Back in February, our most recent past president, Brent Routman, discussed a concept that was aptly named the “AMICUS Society.” The concept was, from my understanding, the brainchild of Chief Justice Gildea and past president Lew Remele and envisioned an approach whereby attorneys, as a profession, can become true “friends to the court.” The underlying concept is that we can be friends to the court by supporting the justice system through two separate but related tiers of effort.
Grass Roots Efforts
To start with, the AMICUS Society is developing a grass roots lobbying effort so as to better educate and inform our legislature about the necessity for and importance of the justice system. It also teaches that without significant efforts to preserve our justice system, it will be only a matter of time before Minnesota will face the issues of a state without a strong, fair, and impartial justice system. A number of specifically selected volunteers will be asked to do some local lobbying, targeting specific legislators who understand the importance of a strong and solid justice system. It will be through this specific grass roots lobbying effort that the AMICUS Society’s interests and concerns will be communicated directly with legislators.
The second focus of the AMICUS Society will be a grass roots education effort in our communities. This will start with a coordinated effort to accurately explain to the movers and shakers in our communities the value of the third branch of government. It may also include efforts to reeducate voters about the importance of the rule of law and how unique and fortunate our society is to currently have a solid and stable justice system. A key message for all will be to point out that without a concentrated effort on the part of the legislature, our justice system could be in jeopardy. By communicating this message in our local communities, we then have a number of supporters who can influence their representatives and senators.
How often do we hear about a backed up court calendar? How often do we hear complaints on the length of time it takes to get a criminal matter resolved, and how much longer it takes to get a hearing date on a civil matter? I am not saying that we do not have a solid justice system, but our system could be more solid and we in the legal profession need to take steps to reinforce the judicial system and give it the solidity it needs. If we are already hearing complaints, then think of the issues that will arise if we cannot ensure that our justice system grows in strength and stability.
Individuals will be less likely to have timely access to the system where they can redress disputes. Not only will individuals suffer, but so too will businesses, as they also will not have timely access to a system to resolve their disputes. Not having a strong and vibrant justice system will affect the economy and it can affect our entire society.

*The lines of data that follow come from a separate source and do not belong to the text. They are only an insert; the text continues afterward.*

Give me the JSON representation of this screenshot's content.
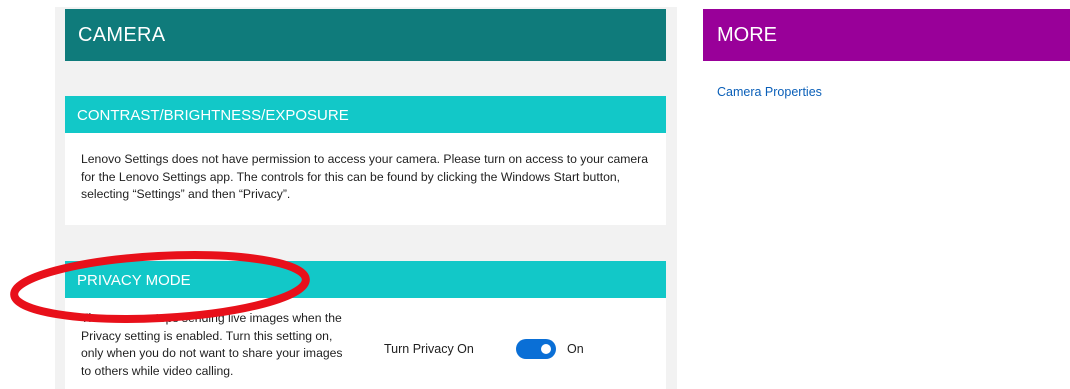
{
  "camera": {
    "title": "CAMERA"
  },
  "contrast": {
    "title": "CONTRAST/BRIGHTNESS/EXPOSURE",
    "message": "Lenovo Settings does not have permission to access your camera. Please turn on access to your camera for the Lenovo Settings app. The controls for this can be found by clicking the Windows Start button, selecting “Settings” and then “Privacy”."
  },
  "privacy": {
    "title": "PRIVACY MODE",
    "description": "The camera stops sending live images when the Privacy setting is enabled. Turn this setting on, only when you do not want to share your images to others while video calling.",
    "toggle_label": "Turn Privacy On",
    "toggle_state": "On",
    "toggle_on": true
  },
  "more": {
    "title": "MORE",
    "link": "Camera Properties"
  },
  "colors": {
    "camera_header": "#0f7b7b",
    "section_header": "#12c8c8",
    "more_header": "#990099",
    "toggle_on": "#0a6fd6",
    "link": "#0a5fb8",
    "annotation_circle": "#e8101a"
  }
}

It is unfortunate that our judicial system faces these problems, but with the AMICUS Society the Minnesota State Bar Association can preemptively address these issues. The AMICUS Society is no longer a concept but an operating program which the Bar Association is fully supporting. On August 16 Chief Justice Gildea hosted a reception for all of the founding members of the AMICUS Society. The reception was well-attended by many supporters of the program, including attorneys, judges, and other law-related professionals. Chief Justice Gildea and other speakers described for those in attendance the various ways in which they can play an important role in this program and the importance of the program to the judicial system. If you’re still reading and haven’t already reached this conclusion, you too can play a vital role in the AMICUS Society.
What to Do

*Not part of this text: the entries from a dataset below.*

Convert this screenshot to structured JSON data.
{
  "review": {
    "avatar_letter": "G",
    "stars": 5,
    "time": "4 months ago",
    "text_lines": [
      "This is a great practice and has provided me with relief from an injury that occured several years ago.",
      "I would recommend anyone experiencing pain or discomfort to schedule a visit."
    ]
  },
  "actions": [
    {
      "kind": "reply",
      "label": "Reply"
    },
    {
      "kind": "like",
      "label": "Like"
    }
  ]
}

First, if you have not signed up for 1000 Supporters, please do. It’s fast, easy, and painless; simply go to 1000supporters.org. All you need to sign up is your name, email address, and your legislative districts. If you have not memorized these, there is an application at the website that will give you that information. Next, contact Janny Grice at the Bar Association, firstname.lastname@example.org, and ask to have your name included as a member of the Society. That’s all you need to do to become part of this exciting opportunity.

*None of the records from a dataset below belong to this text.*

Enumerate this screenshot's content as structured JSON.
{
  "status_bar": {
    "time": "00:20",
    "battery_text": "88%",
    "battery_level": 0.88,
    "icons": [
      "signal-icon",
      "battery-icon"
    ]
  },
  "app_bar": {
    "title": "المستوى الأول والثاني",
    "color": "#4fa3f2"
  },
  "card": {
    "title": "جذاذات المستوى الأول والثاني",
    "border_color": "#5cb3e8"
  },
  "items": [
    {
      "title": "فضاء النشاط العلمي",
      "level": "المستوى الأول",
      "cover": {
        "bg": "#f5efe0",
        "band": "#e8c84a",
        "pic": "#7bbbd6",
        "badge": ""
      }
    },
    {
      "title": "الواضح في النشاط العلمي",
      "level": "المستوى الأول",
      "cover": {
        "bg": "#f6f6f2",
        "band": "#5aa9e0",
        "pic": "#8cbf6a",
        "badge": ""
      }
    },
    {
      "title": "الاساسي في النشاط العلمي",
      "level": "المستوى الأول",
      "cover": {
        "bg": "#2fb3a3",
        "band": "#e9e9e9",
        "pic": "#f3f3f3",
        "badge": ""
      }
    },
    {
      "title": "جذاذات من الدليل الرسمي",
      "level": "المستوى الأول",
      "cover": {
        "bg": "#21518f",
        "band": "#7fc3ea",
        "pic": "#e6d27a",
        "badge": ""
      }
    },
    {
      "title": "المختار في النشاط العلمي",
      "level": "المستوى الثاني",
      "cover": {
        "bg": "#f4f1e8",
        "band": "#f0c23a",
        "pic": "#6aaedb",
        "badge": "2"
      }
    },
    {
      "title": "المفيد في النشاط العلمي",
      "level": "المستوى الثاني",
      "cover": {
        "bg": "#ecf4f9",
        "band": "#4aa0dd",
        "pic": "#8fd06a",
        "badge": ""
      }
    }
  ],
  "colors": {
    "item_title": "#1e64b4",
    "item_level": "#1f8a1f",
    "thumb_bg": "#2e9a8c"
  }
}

In the near future, all involved will receive some general talking points and some basic information to relay to your community leaders. All of the underlying information will be supplied to all volunteers. There is no financial obligation; all we ask is that you agree to donate five hours of your time annually. You, as a volunteer, will determine how that time is used.
I would like to be considered a friend to the court. I can be considered a friend to the court by volunteering to discuss with leaders in my community the importance of the rule of law and the importance of supporting an effective and solid justice system at the grass roots level. You too can be a “friend to the court.” Volunteer and join the AMICUS Society today.